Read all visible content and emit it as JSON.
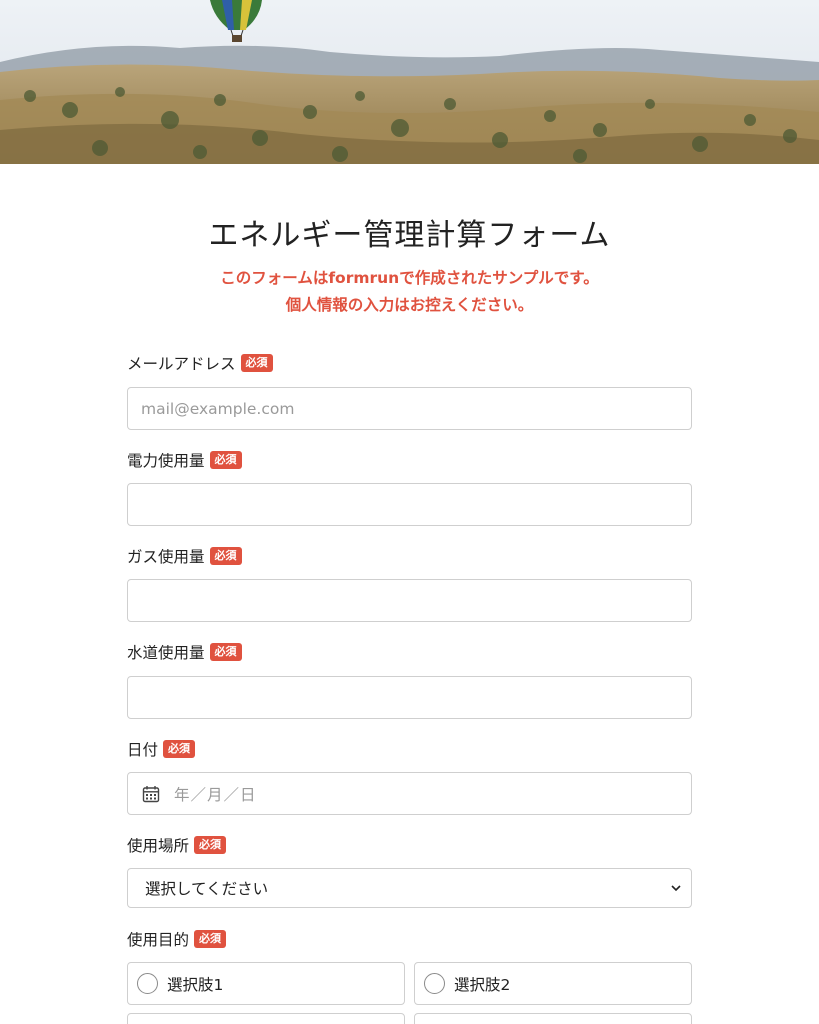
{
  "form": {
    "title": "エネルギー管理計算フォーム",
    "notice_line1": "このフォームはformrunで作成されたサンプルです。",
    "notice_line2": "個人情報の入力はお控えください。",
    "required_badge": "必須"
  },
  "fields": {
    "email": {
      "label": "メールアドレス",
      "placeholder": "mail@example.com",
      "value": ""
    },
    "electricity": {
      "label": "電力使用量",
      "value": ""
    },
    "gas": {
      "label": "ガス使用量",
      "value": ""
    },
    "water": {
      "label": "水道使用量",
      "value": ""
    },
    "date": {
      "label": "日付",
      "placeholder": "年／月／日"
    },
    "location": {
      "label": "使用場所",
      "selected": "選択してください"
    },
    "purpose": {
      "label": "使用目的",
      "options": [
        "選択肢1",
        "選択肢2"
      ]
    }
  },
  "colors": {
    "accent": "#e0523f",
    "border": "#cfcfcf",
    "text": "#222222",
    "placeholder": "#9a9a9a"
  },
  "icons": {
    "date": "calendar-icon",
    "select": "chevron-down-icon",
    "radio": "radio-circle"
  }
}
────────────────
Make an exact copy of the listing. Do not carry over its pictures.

**Answer below:**
Read all visible content and emit it as JSON.
{
  "form": {
    "title": "エネルギー管理計算フォーム",
    "notice_line1": "このフォームはformrunで作成されたサンプルです。",
    "notice_line2": "個人情報の入力はお控えください。",
    "required_badge": "必須"
  },
  "fields": {
    "email": {
      "label": "メールアドレス",
      "placeholder": "mail@example.com",
      "value": ""
    },
    "electricity": {
      "label": "電力使用量",
      "value": ""
    },
    "gas": {
      "label": "ガス使用量",
      "value": ""
    },
    "water": {
      "label": "水道使用量",
      "value": ""
    },
    "date": {
      "label": "日付",
      "placeholder": "年／月／日"
    },
    "location": {
      "label": "使用場所",
      "selected": "選択してください"
    },
    "purpose": {
      "label": "使用目的",
      "options": [
        "選択肢1",
        "選択肢2"
      ]
    }
  },
  "colors": {
    "accent": "#e0523f",
    "border": "#cfcfcf",
    "text": "#222222",
    "placeholder": "#9a9a9a"
  },
  "icons": {
    "date": "calendar-icon",
    "select": "chevron-down-icon",
    "radio": "radio-circle"
  }
}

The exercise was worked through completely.